I'm sure I'm missing something, though!

We've tried statsd_exporter before for Thumbor in T145867: Test making thumbor statsd metrics available from Prometheus and it worked ok, though note that the exporter requires maintaining a configuration to map statsd -> prometheus key/values. I suspect such configuration would have the schema/key validation problems @Krinkle has pointed out. I don't know enough about statsv though to know whether this would be a problem in practice.

If the scope is just adding Prometheus support to statsv.py I recommend starting by adding the Prometheus python client there (alongside statsd) and expose the resulting metrics over HTTP and see how that goes. Stricter schema validation, using EL, etc can come later.

I was re-reading this task and T175087: Create a navtiming processor for Prometheus in the context of progressively moving away from statsd/graphite (T205870), some technical thoughts on how IMHO we could move this forward:

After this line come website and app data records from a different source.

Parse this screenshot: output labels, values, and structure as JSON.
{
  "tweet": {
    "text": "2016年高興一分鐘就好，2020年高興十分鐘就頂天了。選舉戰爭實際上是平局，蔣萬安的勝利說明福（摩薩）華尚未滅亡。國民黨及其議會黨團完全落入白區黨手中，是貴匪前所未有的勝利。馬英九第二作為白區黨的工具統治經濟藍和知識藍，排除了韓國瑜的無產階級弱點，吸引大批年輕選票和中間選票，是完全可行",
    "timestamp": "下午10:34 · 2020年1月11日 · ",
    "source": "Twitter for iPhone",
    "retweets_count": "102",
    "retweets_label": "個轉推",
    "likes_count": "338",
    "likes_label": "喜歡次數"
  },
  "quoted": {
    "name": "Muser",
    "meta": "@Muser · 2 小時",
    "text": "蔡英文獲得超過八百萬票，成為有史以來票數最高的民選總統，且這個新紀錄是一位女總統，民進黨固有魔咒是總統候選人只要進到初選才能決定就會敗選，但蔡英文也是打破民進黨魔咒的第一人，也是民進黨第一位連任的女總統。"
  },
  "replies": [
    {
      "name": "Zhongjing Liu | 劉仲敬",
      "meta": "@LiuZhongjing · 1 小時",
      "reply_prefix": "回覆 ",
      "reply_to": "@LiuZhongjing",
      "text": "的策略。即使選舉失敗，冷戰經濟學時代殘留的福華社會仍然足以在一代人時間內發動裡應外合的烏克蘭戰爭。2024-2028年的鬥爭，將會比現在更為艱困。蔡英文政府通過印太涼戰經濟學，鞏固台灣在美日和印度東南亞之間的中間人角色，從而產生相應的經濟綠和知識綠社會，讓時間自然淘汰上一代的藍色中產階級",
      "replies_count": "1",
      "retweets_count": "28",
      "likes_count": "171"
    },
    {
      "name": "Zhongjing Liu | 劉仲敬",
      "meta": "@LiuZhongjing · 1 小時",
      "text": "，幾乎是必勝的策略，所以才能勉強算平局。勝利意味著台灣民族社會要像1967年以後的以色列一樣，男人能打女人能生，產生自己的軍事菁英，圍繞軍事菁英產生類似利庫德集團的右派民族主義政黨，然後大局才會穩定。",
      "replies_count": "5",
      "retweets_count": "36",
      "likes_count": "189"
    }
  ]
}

  • From an operational perspective the metric names/values are untrusted input, thus we need to have a separate Prometheus instance for "external" data as @Krinkle suggested
  • Having a separate instance also means we can tweak retention as needed, i.e. longer than standard 90d for production (or 13m for global)
  • Deploy statsd_exporter on webperf to get an idea of how the schema/mappings would look like. The benefits being that we already have puppetization / deployments for statsd_exporter, and we deploy it "inline" with respect to statsd traffic. In other words all udp traffic received by statsd_exporter is relayed as is to statsd.eqiad.wmnet so the exporter is effectively transparent
  • The resulting Prometheus metrics will be exported on http but we can hold on to have Prometheus actually scrape them until we have a better schema/configuration for statsd_exporter in place.
  • Examining the Prometheus metrics will also inform what clients might need adjusting (e.g. PagePreviews uses top level for all metrics, no namespace, e.g. PagePreviewsApiResponse:52|ms PagePreviewsPreviewShow:722|ms
  • For metrics not matching any statsd_exporter mapping we could explicitly prefix them e.g. with unmapped_
fgiunchedi moved this task from Inbox to Radar on the observability board.Dec 9 2019, 12:03 PM